### TASK BRIEF:
So that nothing is lost, write out all the lines below exactly.

### DATA FOR THIS TASK:
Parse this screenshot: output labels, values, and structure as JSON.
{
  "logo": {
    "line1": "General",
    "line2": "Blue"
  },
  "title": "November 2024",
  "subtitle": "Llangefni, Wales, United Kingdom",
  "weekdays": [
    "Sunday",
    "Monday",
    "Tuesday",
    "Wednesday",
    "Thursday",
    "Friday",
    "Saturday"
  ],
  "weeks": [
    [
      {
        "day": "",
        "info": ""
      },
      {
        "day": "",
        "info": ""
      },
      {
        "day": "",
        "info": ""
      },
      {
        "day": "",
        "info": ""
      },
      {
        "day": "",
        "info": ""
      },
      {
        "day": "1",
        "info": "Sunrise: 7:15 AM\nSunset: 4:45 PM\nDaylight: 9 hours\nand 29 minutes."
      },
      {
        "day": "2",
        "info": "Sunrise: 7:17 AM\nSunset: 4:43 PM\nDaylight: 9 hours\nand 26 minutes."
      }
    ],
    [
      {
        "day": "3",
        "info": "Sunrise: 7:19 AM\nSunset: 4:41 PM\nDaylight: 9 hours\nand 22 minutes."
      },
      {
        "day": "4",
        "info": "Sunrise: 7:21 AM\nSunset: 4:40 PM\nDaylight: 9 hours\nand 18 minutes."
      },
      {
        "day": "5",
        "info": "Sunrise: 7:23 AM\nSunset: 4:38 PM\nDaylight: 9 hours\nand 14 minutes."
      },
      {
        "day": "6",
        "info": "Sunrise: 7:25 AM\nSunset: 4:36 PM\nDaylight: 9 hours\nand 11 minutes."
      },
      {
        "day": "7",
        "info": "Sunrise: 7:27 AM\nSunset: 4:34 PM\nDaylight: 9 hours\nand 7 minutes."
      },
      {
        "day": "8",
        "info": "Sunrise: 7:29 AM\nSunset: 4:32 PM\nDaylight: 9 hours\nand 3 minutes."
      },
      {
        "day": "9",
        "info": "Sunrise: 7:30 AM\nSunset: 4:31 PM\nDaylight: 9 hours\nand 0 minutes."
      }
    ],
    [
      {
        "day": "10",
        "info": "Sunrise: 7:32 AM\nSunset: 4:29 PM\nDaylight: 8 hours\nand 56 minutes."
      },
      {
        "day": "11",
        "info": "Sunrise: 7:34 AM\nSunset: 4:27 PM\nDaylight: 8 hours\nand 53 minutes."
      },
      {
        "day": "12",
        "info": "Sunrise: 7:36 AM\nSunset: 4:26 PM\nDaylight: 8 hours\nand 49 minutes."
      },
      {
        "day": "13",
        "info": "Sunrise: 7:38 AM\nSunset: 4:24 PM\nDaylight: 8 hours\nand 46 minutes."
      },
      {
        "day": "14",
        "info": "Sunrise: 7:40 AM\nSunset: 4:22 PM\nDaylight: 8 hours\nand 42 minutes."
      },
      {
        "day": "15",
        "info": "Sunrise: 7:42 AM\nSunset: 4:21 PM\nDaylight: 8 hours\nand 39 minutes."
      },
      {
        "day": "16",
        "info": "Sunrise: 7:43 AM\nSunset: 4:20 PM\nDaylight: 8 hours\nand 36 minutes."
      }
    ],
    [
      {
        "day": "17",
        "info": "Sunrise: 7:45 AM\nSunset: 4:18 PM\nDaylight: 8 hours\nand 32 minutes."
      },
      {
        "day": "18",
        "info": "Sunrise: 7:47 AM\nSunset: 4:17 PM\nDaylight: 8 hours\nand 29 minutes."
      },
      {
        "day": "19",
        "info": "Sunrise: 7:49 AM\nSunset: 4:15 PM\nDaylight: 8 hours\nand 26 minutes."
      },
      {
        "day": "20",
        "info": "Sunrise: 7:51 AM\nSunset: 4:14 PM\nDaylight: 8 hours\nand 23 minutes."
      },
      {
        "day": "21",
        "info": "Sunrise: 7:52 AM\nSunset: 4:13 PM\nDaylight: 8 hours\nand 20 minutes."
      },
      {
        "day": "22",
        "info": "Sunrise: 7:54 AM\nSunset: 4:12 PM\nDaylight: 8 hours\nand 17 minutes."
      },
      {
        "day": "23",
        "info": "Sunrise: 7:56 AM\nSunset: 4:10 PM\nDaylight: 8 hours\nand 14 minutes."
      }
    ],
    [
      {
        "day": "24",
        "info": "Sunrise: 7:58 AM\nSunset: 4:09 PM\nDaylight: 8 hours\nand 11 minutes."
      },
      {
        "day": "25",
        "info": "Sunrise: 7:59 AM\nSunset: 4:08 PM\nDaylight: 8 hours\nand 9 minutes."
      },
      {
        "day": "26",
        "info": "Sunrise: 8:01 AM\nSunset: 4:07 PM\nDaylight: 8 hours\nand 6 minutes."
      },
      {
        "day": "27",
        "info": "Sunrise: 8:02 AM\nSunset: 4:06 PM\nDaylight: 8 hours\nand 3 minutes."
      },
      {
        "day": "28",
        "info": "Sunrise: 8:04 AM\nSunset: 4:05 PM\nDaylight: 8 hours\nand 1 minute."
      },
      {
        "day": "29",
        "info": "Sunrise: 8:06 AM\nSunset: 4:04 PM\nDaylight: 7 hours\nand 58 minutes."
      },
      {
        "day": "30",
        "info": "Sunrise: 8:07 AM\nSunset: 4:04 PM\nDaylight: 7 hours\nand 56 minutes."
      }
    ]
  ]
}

### TASK OUTPUT:
Parse this screenshot: output labels, values, and structure as JSON.
{
  "logo": {
    "line1": "General",
    "line2": "Blue"
  },
  "title": "November 2024",
  "subtitle": "Llangefni, Wales, United Kingdom",
  "weekdays": [
    "Sunday",
    "Monday",
    "Tuesday",
    "Wednesday",
    "Thursday",
    "Friday",
    "Saturday"
  ],
  "weeks": [
    [
      {
        "day": "",
        "info": ""
      },
      {
        "day": "",
        "info": ""
      },
      {
        "day": "",
        "info": ""
      },
      {
        "day": "",
        "info": ""
      },
      {
        "day": "",
        "info": ""
      },
      {
        "day": "1",
        "info": "Sunrise: 7:15 AM\nSunset: 4:45 PM\nDaylight: 9 hours\nand 29 minutes."
      },
      {
        "day": "2",
        "info": "Sunrise: 7:17 AM\nSunset: 4:43 PM\nDaylight: 9 hours\nand 26 minutes."
      }
    ],
    [
      {
        "day": "3",
        "info": "Sunrise: 7:19 AM\nSunset: 4:41 PM\nDaylight: 9 hours\nand 22 minutes."
      },
      {
        "day": "4",
        "info": "Sunrise: 7:21 AM\nSunset: 4:40 PM\nDaylight: 9 hours\nand 18 minutes."
      },
      {
        "day": "5",
        "info": "Sunrise: 7:23 AM\nSunset: 4:38 PM\nDaylight: 9 hours\nand 14 minutes."
      },
      {
        "day": "6",
        "info": "Sunrise: 7:25 AM\nSunset: 4:36 PM\nDaylight: 9 hours\nand 11 minutes."
      },
      {
        "day": "7",
        "info": "Sunrise: 7:27 AM\nSunset: 4:34 PM\nDaylight: 9 hours\nand 7 minutes."
      },
      {
        "day": "8",
        "info": "Sunrise: 7:29 AM\nSunset: 4:32 PM\nDaylight: 9 hours\nand 3 minutes."
      },
      {
        "day": "9",
        "info": "Sunrise: 7:30 AM\nSunset: 4:31 PM\nDaylight: 9 hours\nand 0 minutes."
      }
    ],
    [
      {
        "day": "10",
        "info": "Sunrise: 7:32 AM\nSunset: 4:29 PM\nDaylight: 8 hours\nand 56 minutes."
      },
      {
        "day": "11",
        "info": "Sunrise: 7:34 AM\nSunset: 4:27 PM\nDaylight: 8 hours\nand 53 minutes."
      },
      {
        "day": "12",
        "info": "Sunrise: 7:36 AM\nSunset: 4:26 PM\nDaylight: 8 hours\nand 49 minutes."
      },
      {
        "day": "13",
        "info": "Sunrise: 7:38 AM\nSunset: 4:24 PM\nDaylight: 8 hours\nand 46 minutes."
      },
      {
        "day": "14",
        "info": "Sunrise: 7:40 AM\nSunset: 4:22 PM\nDaylight: 8 hours\nand 42 minutes."
      },
      {
        "day": "15",
        "info": "Sunrise: 7:42 AM\nSunset: 4:21 PM\nDaylight: 8 hours\nand 39 minutes."
      },
      {
        "day": "16",
        "info": "Sunrise: 7:43 AM\nSunset: 4:20 PM\nDaylight: 8 hours\nand 36 minutes."
      }
    ],
    [
      {
        "day": "17",
        "info": "Sunrise: 7:45 AM\nSunset: 4:18 PM\nDaylight: 8 hours\nand 32 minutes."
      },
      {
        "day": "18",
        "info": "Sunrise: 7:47 AM\nSunset: 4:17 PM\nDaylight: 8 hours\nand 29 minutes."
      },
      {
        "day": "19",
        "info": "Sunrise: 7:49 AM\nSunset: 4:15 PM\nDaylight: 8 hours\nand 26 minutes."
      },
      {
        "day": "20",
        "info": "Sunrise: 7:51 AM\nSunset: 4:14 PM\nDaylight: 8 hours\nand 23 minutes."
      },
      {
        "day": "21",
        "info": "Sunrise: 7:52 AM\nSunset: 4:13 PM\nDaylight: 8 hours\nand 20 minutes."
      },
      {
        "day": "22",
        "info": "Sunrise: 7:54 AM\nSunset: 4:12 PM\nDaylight: 8 hours\nand 17 minutes."
      },
      {
        "day": "23",
        "info": "Sunrise: 7:56 AM\nSunset: 4:10 PM\nDaylight: 8 hours\nand 14 minutes."
      }
    ],
    [
      {
        "day": "24",
        "info": "Sunrise: 7:58 AM\nSunset: 4:09 PM\nDaylight: 8 hours\nand 11 minutes."
      },
      {
        "day": "25",
        "info": "Sunrise: 7:59 AM\nSunset: 4:08 PM\nDaylight: 8 hours\nand 9 minutes."
      },
      {
        "day": "26",
        "info": "Sunrise: 8:01 AM\nSunset: 4:07 PM\nDaylight: 8 hours\nand 6 minutes."
      },
      {
        "day": "27",
        "info": "Sunrise: 8:02 AM\nSunset: 4:06 PM\nDaylight: 8 hours\nand 3 minutes."
      },
      {
        "day": "28",
        "info": "Sunrise: 8:04 AM\nSunset: 4:05 PM\nDaylight: 8 hours\nand 1 minute."
      },
      {
        "day": "29",
        "info": "Sunrise: 8:06 AM\nSunset: 4:04 PM\nDaylight: 7 hours\nand 58 minutes."
      },
      {
        "day": "30",
        "info": "Sunrise: 8:07 AM\nSunset: 4:04 PM\nDaylight: 7 hours\nand 56 minutes."
      }
    ]
  ]
}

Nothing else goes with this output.